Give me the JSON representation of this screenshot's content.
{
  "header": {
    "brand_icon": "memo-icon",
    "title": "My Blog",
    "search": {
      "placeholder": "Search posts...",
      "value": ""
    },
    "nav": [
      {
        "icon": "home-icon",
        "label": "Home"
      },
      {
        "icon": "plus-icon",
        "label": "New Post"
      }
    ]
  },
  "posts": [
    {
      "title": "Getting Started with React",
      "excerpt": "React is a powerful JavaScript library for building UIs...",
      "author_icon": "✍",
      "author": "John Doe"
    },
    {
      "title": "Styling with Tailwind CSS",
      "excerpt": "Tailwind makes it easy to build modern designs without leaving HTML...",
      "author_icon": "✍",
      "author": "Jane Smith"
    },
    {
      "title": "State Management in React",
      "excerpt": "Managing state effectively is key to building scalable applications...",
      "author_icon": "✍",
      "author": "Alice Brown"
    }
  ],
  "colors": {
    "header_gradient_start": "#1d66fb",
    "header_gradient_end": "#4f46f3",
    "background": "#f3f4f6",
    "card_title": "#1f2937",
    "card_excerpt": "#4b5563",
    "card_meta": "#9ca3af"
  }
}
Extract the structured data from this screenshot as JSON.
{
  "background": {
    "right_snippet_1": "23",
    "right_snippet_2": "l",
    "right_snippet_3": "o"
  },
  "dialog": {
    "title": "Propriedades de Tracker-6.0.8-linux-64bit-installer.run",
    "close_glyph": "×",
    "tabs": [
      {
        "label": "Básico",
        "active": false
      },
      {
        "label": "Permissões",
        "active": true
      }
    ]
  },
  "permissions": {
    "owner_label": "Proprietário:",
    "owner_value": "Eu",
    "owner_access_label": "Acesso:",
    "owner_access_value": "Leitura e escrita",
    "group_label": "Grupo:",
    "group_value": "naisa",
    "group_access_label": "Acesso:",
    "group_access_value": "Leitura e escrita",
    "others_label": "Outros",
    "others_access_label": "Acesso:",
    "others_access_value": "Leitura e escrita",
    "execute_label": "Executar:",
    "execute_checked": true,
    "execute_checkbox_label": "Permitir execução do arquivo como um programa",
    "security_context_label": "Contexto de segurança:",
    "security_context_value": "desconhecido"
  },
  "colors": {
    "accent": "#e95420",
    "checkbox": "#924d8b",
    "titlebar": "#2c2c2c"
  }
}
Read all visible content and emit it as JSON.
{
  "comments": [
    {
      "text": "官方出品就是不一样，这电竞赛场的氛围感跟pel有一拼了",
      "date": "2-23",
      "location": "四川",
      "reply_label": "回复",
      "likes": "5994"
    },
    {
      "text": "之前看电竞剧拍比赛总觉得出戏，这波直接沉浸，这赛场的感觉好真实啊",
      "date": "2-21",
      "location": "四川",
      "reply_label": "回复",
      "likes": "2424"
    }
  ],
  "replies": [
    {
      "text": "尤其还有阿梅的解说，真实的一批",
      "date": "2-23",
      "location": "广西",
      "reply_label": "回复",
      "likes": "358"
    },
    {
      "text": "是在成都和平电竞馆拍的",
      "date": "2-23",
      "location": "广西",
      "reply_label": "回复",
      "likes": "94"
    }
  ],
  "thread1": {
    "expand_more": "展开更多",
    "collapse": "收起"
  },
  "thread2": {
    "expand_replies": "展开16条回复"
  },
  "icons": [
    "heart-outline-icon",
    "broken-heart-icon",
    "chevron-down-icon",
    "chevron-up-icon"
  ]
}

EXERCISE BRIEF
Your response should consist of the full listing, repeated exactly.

SOLVED EXERCISE
Give me the JSON representation of this screenshot's content.
{
  "header": {
    "brand_icon": "memo-icon",
    "title": "My Blog",
    "search": {
      "placeholder": "Search posts...",
      "value": ""
    },
    "nav": [
      {
        "icon": "home-icon",
        "label": "Home"
      },
      {
        "icon": "plus-icon",
        "label": "New Post"
      }
    ]
  },
  "posts": [
    {
      "title": "Getting Started with React",
      "excerpt": "React is a powerful JavaScript library for building UIs...",
      "author_icon": "✍",
      "author": "John Doe"
    },
    {
      "title": "Styling with Tailwind CSS",
      "excerpt": "Tailwind makes it easy to build modern designs without leaving HTML...",
      "author_icon": "✍",
      "author": "Jane Smith"
    },
    {
      "title": "State Management in React",
      "excerpt": "Managing state effectively is key to building scalable applications...",
      "author_icon": "✍",
      "author": "Alice Brown"
    }
  ],
  "colors": {
    "header_gradient_start": "#1d66fb",
    "header_gradient_end": "#4f46f3",
    "background": "#f3f4f6",
    "card_title": "#1f2937",
    "card_excerpt": "#4b5563",
    "card_meta": "#9ca3af"
  }
}
Extract the structured data from this screenshot as JSON.
{
  "background": {
    "right_snippet_1": "23",
    "right_snippet_2": "l",
    "right_snippet_3": "o"
  },
  "dialog": {
    "title": "Propriedades de Tracker-6.0.8-linux-64bit-installer.run",
    "close_glyph": "×",
    "tabs": [
      {
        "label": "Básico",
        "active": false
      },
      {
        "label": "Permissões",
        "active": true
      }
    ]
  },
  "permissions": {
    "owner_label": "Proprietário:",
    "owner_value": "Eu",
    "owner_access_label": "Acesso:",
    "owner_access_value": "Leitura e escrita",
    "group_label": "Grupo:",
    "group_value": "naisa",
    "group_access_label": "Acesso:",
    "group_access_value": "Leitura e escrita",
    "others_label": "Outros",
    "others_access_label": "Acesso:",
    "others_access_value": "Leitura e escrita",
    "execute_label": "Executar:",
    "execute_checked": true,
    "execute_checkbox_label": "Permitir execução do arquivo como um programa",
    "security_context_label": "Contexto de segurança:",
    "security_context_value": "desconhecido"
  },
  "colors": {
    "accent": "#e95420",
    "checkbox": "#924d8b",
    "titlebar": "#2c2c2c"
  }
}
Read all visible content and emit it as JSON.
{
  "comments": [
    {
      "text": "官方出品就是不一样，这电竞赛场的氛围感跟pel有一拼了",
      "date": "2-23",
      "location": "四川",
      "reply_label": "回复",
      "likes": "5994"
    },
    {
      "text": "之前看电竞剧拍比赛总觉得出戏，这波直接沉浸，这赛场的感觉好真实啊",
      "date": "2-21",
      "location": "四川",
      "reply_label": "回复",
      "likes": "2424"
    }
  ],
  "replies": [
    {
      "text": "尤其还有阿梅的解说，真实的一批",
      "date": "2-23",
      "location": "广西",
      "reply_label": "回复",
      "likes": "358"
    },
    {
      "text": "是在成都和平电竞馆拍的",
      "date": "2-23",
      "location": "广西",
      "reply_label": "回复",
      "likes": "94"
    }
  ],
  "thread1": {
    "expand_more": "展开更多",
    "collapse": "收起"
  },
  "thread2": {
    "expand_replies": "展开16条回复"
  },
  "icons": [
    "heart-outline-icon",
    "broken-heart-icon",
    "chevron-down-icon",
    "chevron-up-icon"
  ]
}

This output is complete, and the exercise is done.